TOP STORY >> Sherwood wants to win battle over area
Leader staff writer
More people jammed into the gym of First Baptist Church of Gravel Ridge Monday night than was allowed by law, but no one was asked to leave as about 400 people listened to why Gravel Ridge should become part of Sherwood.
“We are the alternative,” Sherwood Mayor Virginia Hillman told the relatively quiet, yet unconvinced crowd. “This may not be what you want to hear, but we are giving you an option.”
She explained that Jacksonville initiated the hullabaloo when its council voted to annex the 2,500-acre rural community of about 3,500 residents.
“Once a municipality sets an election for annexation, other municipalities may also apply to annex the same area and that’s why we did it. To give you a choice,” the mayor explained.
Jacksonville has set a Feb. 5 election date on the annexation issue. Registered Jacksonville and Gravel Ridge voters will be able to cast ballots in that election.
Sherwood has countered with a March 11 election for registered Sherwood and Gravel Ridge voters. If both votes come out “yes” for annexation, then just registered Gravel Ridge voters will go to the polls on April 1 to decide between Jacksonville and Sherwood.
Hillman’s explanations didn’t convince Joeryan Montgomery. “Do you really care about us as a people or just want our tax money?” he asked to loud applause.
“It’s not a money-making thing,” the mayor assured him. She explained, as Jacksonville Mayor Tommy Swaim had at a previous meeting, that once the area is annexed into a city, its businesses would have to start collecting city taxes, but neither Sherwood nor Jacksonville would receive any extra state or county money, which makes up the bulk of their revenue, until after a new census and other steps are taken—about five years.
Gravel Ridge resident Gene Acord, who admitted to being thick-headed at times, asked, “If there is no money involved, why do you all want us? We are happy just the way we are.”
“We moved out here to stay out of city limits, and now you are trying to put us in one.
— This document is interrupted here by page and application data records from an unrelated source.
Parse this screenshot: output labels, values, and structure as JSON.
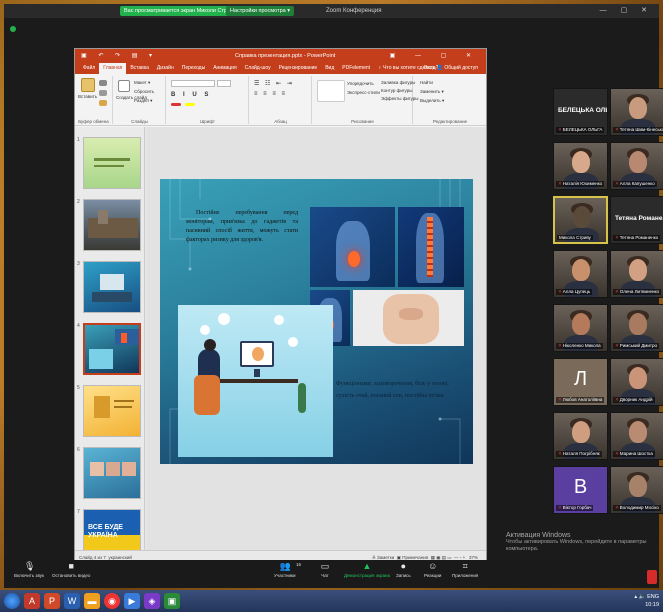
{
  "zoom": {
    "title_pill_1": "Вас просматривается экран Миколи Стриви",
    "title_pill_2": "Настройки просмотра ▾",
    "title": "Zoom Конференция",
    "window_controls": "— ▢ ✕"
  },
  "ppt": {
    "qat": "▣ ↶ ↷ ▤ ▾",
    "document_title": "Справка презентация.pptx - PowerPoint",
    "window_controls": "▣ — ▢ ✕",
    "tabs": [
      "Файл",
      "Главная",
      "Вставка",
      "Дизайн",
      "Переходы",
      "Анимация",
      "Слайд-шоу",
      "Рецензирование",
      "Вид",
      "PDFelement",
      "♀ Что вы хотите сделать?"
    ],
    "active_tab_index": 1,
    "tabs_right": "Вход  👤 Общий доступ",
    "ribbon": {
      "groups": [
        "Буфер обмена",
        "Слайды",
        "Шрифт",
        "Абзац",
        "Рисование",
        "Редактирование"
      ],
      "paste": "Вставить",
      "new_slide": "Создать слайд",
      "layout": "Макет ▾",
      "reset": "Сбросить",
      "section": "Раздел ▾",
      "arrange": "Упорядочить",
      "quick_styles": "Экспресс-стили",
      "shape_fill": "Заливка фигуры",
      "shape_outline": "Контур фигуры",
      "shape_effects": "Эффекты фигуры",
      "find": "Найти",
      "replace": "Заменить ▾",
      "select": "Выделить ▾"
    },
    "thumbnail_numbers": [
      "1",
      "2",
      "3",
      "4",
      "5",
      "6",
      "7"
    ],
    "selected_slide": 4,
    "thumb7_text": "ВСЕ БУДЕ УКРАЇНА",
    "slide": {
      "text": "Постійне перебування перед моніторам, прив'язка до гаджетів та пасивний спосіб життя, можуть стати факторах ризику для здоров'я.",
      "caption": "Функціонами: запаморочення, біль у голові, сухість очей, поганий сон, постійна втома."
    },
    "status": {
      "slide_of": "Слайд 4 из 7",
      "language": "украинский",
      "notes": "≜ Заметки",
      "comments": "▣ Примечания",
      "zoom": "37%"
    }
  },
  "participants": [
    {
      "name": "БЕЛЕЦЬКА ОЛЬГА",
      "bigname": "БЕЛЕЦЬКА ОЛЬ...",
      "muted": true,
      "skin": "#2b2b2b"
    },
    {
      "name": "Тетяна Шим-Кінесько",
      "muted": true,
      "skin": "#c99b7e"
    },
    {
      "name": "Наталія Юхименко",
      "muted": true,
      "skin": "#d7a98a"
    },
    {
      "name": "Алла Капушенко",
      "muted": true,
      "skin": "#b88870"
    },
    {
      "name": "Микола Стриву",
      "muted": false,
      "skin": "#5a4a3a",
      "speaking": true
    },
    {
      "name": "Тетяна Романенко",
      "bigname": "Тетяна Романе...",
      "muted": true,
      "skin": "#2b2b2b"
    },
    {
      "name": "Алла Цупець",
      "muted": true,
      "skin": "#c8916c"
    },
    {
      "name": "Олена Литвиненко",
      "muted": true,
      "skin": "#d2a083"
    },
    {
      "name": "Ніколенко Микола",
      "muted": true,
      "skin": "#b57a5b"
    },
    {
      "name": "Римський Дмитро",
      "muted": true,
      "skin": "#a87a5f"
    },
    {
      "name": "Любов Анатоліївна",
      "letter": "Л",
      "muted": true,
      "skin": "#7a6a5a"
    },
    {
      "name": "Дворник Андрій",
      "muted": true,
      "skin": "#c99478"
    },
    {
      "name": "Наталя Погрібняк",
      "muted": true,
      "skin": "#cf9d80"
    },
    {
      "name": "Марина Шостка",
      "muted": true,
      "skin": "#b98b73"
    },
    {
      "name": "Віктор Горбач",
      "letter": "В",
      "muted": true,
      "skin": "#5b3fa0"
    },
    {
      "name": "Володимир Мосіко",
      "muted": true,
      "skin": "#a7826a"
    }
  ],
  "toolbar": {
    "mute": "Включить звук",
    "video": "Остановить видео",
    "participants": "Участники",
    "participants_count": "16",
    "chat": "Чат",
    "share": "Демонстрация экрана",
    "record": "Запись",
    "reactions": "Реакции",
    "apps": "Приложения"
  },
  "windows_activation": {
    "line1": "Активация Windows",
    "line2": "Чтобы активировать Windows, перейдите в параметры",
    "line3": "компьютера."
  },
  "taskbar": {
    "tray_time": "▴ 🔈 ENG",
    "tray_date": "10:19"
  },
  "colors": {
    "ppt_accent": "#c43e1c",
    "zoom_green": "#23b14d",
    "slide_bg": "#2a7f9c"
  }
}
I’m very opposed to any kind of annexation,” he added.
One resident, whose family has been in Gravel Ridge since 1909, accused Jacksonville of “stirring the pot,” and no matter what happens, “I’ll lose my hunting privileges,” he said.
Another resident was concerned about clear-cutting. “We moved out here because of the trees and we want to keep the trees,” he said.
Hillman said that Sherwood currently had no ordinance on clear-cutting.
Questions were also asked about abandoned cars in the front of some Gravel Ridge homes, and unsightly yards. Hillman said those residents would be cited. “We have a very good code enforcement officer, and not everyone is pleased with that,” she said.
Sherwood Police Chief Kel Nicholson explained to the concerned residents how the switch from county protection to city protection would take place. He said his patrol units had already received maps of the areas and were studying the street locations.
“Once you become part of Sherwood, it would take about a week for the 911 calls to be switched to Sherwood, but during that time your call would go to the county and it’ll take them just a few seconds to send it to us,” the chief said.
He explained that Gravel Ridge would be designated a patrol district and would have at least five officers assigned.
“They won’t be working all at once, but we would have you covered 24/7,” the chief promised.
He said that Sherwood police would share the sheriff’s substation on Hwy. 107.
Fire Chief Frank Hill also said that the community would not lose its fire station by becoming part of Sherwood.
“We would strengthen it by adding three full-time paid positions out here,” he said.
Hill said he and the Gravel Ridge chief had already met numerous times and felt there would be no problems in the two departments working together.
Gravel Ridge resident Michael Smith said he had lived in both Jacksonville and Sherwood and purposely moved out to Gravel Ridge to live beyond the control of both cities. Smith said he had concerns with both cities, but said past actions of the Sherwood police department really “burns my hide.”
“I’m going to have to do a lot of thinking before picking either city,” he said.
Smith asked Hillman, “Why do you want to represent someone who doesn’t want your representation?” She reiterated that Sherwood was the alternative. “If we didn’t act, you would have to become part of Jacksonville. Now you have a choice.”
She added that Sherwood was a great place and that Gravel Ridge would be a great addition.
Smith admitted there were benefits to being in both cities. “But the benefits of staying like we are outweigh them all,” he said.